In this Monday, Aug. 7, 2017 photo, Jake Bunch uses his phone to mark the position of an abandoned crab pot off Half Moon Bay, Calif. Fisherman like Bunch are using GPS positioning in their cellphones to voluntarily step up recovery of abandoned crab pots before they snare whales. Some environmental groups say the state should put in place more mandatory protection measures, such as blocking fishermen from especially important waters for whales.
In this Monday, Aug. 7, 2017 photo, Jake Bunch uses his phone to mark the position of an abandoned crab pot off Half Moon Bay, Calif. Fisherman like Bunch are using GPS positioning in their cellphones to voluntarily step up recovery of abandoned crab pots before they snare whales. Some environmental groups say the state should put in place more mandatory protection measures, such as blocking fishermen from especially important waters for whales. Eric Risberg AP Photo
In this Monday, Aug. 7, 2017 photo, Jake Bunch uses his phone to mark the position of an abandoned crab pot off Half Moon Bay, Calif. Fisherman like Bunch are using GPS positioning in their cellphones to voluntarily step up recovery of abandoned crab pots before they snare whales. Some environmental groups say the state should put in place more mandatory protection measures, such as blocking fishermen from especially important waters for whales. Eric Risberg AP Photo

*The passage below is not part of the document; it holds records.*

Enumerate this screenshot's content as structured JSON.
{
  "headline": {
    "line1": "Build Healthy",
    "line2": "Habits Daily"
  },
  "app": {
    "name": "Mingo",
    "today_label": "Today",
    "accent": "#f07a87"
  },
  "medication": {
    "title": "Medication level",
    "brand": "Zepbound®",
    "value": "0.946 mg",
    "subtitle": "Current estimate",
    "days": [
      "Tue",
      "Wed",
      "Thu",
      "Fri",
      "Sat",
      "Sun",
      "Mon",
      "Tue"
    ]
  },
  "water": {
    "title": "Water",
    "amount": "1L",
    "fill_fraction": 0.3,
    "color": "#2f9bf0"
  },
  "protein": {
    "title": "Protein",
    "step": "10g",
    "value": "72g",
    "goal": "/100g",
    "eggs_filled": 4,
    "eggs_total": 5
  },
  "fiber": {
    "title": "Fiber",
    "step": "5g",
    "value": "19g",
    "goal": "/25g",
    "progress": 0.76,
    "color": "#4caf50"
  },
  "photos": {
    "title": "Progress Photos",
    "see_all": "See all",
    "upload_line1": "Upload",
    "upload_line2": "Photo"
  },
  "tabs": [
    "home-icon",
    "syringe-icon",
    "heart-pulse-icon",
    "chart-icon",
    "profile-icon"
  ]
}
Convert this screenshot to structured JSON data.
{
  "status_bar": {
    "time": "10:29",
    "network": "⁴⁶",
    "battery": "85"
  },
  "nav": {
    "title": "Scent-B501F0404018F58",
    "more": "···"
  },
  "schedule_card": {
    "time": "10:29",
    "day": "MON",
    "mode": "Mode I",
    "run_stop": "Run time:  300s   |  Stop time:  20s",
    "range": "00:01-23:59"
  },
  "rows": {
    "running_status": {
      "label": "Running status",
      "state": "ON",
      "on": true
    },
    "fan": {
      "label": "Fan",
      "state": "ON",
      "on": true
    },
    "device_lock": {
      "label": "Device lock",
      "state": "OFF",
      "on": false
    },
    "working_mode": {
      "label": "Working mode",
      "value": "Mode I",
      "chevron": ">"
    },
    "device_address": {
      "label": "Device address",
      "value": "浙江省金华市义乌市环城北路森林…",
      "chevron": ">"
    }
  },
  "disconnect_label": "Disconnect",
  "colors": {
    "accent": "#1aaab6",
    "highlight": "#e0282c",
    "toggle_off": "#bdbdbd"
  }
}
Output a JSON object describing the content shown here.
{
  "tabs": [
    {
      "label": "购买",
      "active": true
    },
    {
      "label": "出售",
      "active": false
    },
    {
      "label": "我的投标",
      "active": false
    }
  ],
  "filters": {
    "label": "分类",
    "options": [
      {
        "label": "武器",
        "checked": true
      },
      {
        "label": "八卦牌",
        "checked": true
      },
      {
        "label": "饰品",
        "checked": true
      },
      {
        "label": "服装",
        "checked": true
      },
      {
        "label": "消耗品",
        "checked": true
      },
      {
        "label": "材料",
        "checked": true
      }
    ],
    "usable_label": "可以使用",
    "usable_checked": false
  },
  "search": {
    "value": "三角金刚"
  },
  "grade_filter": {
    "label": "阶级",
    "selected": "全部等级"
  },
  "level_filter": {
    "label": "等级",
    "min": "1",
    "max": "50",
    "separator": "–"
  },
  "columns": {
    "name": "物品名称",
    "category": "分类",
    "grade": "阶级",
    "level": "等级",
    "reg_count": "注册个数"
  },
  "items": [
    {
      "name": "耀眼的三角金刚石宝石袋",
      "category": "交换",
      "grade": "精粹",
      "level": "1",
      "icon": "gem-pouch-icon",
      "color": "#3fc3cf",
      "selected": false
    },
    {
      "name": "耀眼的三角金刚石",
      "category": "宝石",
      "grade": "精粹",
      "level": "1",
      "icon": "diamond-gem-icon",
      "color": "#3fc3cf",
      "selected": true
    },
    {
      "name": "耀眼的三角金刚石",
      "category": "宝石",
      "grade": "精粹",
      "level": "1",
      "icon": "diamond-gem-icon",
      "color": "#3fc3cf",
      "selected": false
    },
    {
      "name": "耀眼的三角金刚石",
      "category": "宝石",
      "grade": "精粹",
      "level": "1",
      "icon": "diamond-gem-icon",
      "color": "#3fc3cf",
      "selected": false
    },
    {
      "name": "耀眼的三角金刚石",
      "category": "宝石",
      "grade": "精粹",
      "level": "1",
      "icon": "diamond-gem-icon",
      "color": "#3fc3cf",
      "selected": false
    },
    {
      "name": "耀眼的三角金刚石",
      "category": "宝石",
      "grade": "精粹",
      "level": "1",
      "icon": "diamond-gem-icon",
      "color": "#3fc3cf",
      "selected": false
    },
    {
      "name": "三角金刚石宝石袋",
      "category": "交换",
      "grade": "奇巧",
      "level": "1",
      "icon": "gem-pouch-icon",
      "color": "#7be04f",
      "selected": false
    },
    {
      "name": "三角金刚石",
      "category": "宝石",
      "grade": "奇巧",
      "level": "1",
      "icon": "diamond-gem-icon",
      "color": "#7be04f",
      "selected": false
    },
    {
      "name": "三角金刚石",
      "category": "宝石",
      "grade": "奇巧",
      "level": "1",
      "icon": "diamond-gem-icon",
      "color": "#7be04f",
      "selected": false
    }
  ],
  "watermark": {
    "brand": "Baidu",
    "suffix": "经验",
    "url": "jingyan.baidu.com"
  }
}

California crabbers use GPS to find whale-killing gear

September 14, 2017 11:20 AM